Well, that’s the first movie in a nutshell. Over the top, with lots of explosions, deaths and the constant sense of impending death.

Final Thoughts:
Naturally, this movie had its strong points. For one, the concept of the Predator itself was quite interesting and well illustrated. And I don’t just mean its weapons and active camouflage, even though those were pretty cool too! No, what was most interesting, in my opinion, was the rules that the Predator observed. In the beginning, it chose its arena carefully, being drawn to a region where there was active fighting. Second, it took the time to assess its environment and identify worthy game, and then went about stalking them. Last, it made sure to identify the individual hunters that made up the pack and worked its way through them, leaving the best for last and making sure that fight was hand to hand and one on one.

Oh, and let’s not forget that when faced with capture, it chose to blow itself up rather than let its remains (and technology) fall into its prey’s hands. Smart thinking! From all this, you can tell that these aliens have been doing this a long time and developed rules, tactics and equipment accordingly. Most of this would be further developed and explained in the second movie, but it was apparent from the first that some thought went into the alien development.

Really, the only problem I saw with this movie was the cheese factor. The commandos are way too brawny and brazen, nothing like the stealthy, quick and deadly tactics that actual Special Forces are known for. Second, the ensemble was just a huge bunch of macho stereotypes! Arny is, as with all his 80’s movies, the picture-perfect macho badass – smoking stogies, talking war stories, and flexing his muscles every chance he gets. Similarly, Ventura plays the massive gun-toting, cowboy hat-wearing Texan who chews tobacco and says shit like “he’s burrowed in their deeper than an Alabama tick!” Why didn’t they just call him “Tex” and get it over with already?

Then there’s Mac, the cold crazy dude dry shaves and makes chilling threats, but who naturally goes nuts when the Predator attacks and gets himself killed chasing it. And of course, there’s Billy, the token Native American who is real quite, stoic, and is the first to know they are being hunted. He also figures out that what’s after them is not a man, that they are all going to die, and seems to accept that with fatalistic calm. Oh, and did I mentioned he decides to stay behind and face death, fighting the Predator alone with his knife rather than die? Yeah, that was real “it’s a good day to die” moment there, a final Native warrior stereotype to cap off a blatantly cliched portrayal.
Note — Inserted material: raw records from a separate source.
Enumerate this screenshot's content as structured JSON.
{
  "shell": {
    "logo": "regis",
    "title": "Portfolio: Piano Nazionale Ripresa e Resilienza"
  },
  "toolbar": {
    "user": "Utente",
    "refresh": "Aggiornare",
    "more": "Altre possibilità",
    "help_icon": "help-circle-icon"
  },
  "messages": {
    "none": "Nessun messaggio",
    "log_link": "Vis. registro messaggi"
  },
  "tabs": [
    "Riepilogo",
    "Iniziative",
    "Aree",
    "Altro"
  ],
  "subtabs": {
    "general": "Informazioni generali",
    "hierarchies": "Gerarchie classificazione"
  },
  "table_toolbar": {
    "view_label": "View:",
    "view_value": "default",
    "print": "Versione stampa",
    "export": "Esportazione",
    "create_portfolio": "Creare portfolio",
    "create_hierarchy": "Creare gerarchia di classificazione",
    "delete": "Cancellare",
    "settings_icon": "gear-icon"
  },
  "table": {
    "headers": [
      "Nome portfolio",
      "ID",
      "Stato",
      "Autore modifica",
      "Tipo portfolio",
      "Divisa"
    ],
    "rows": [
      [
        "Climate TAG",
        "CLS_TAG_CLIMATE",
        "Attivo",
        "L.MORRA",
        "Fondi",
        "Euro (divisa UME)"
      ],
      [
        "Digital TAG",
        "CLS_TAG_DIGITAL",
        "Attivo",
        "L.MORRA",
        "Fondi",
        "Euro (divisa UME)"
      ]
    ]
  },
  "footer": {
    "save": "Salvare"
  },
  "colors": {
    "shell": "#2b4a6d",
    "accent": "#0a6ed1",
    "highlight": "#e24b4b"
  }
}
But hey, I already said the movie had signs of quality. It just so happens that they were buried under piles and piles of cheese! And what the hell, the action was pretty cool too. And ultimately, most of these strengths would go on to be developed further by the second movie and other installments in the franchise, culminating in a crossover with the Alien universe in 1989/90. More on that soon enough!

Predator:
Entertainment Value: 7/10 (cheesy but fun)
Plot: 6.5/10
Direction: 7/10
Total: 6.5/10 (Guilty pleasure movie, mainly)

FYI: Cool site to check out for Alien and Predator info, the AVP Wiki: http://avp.wikia.com/wiki/Main_Page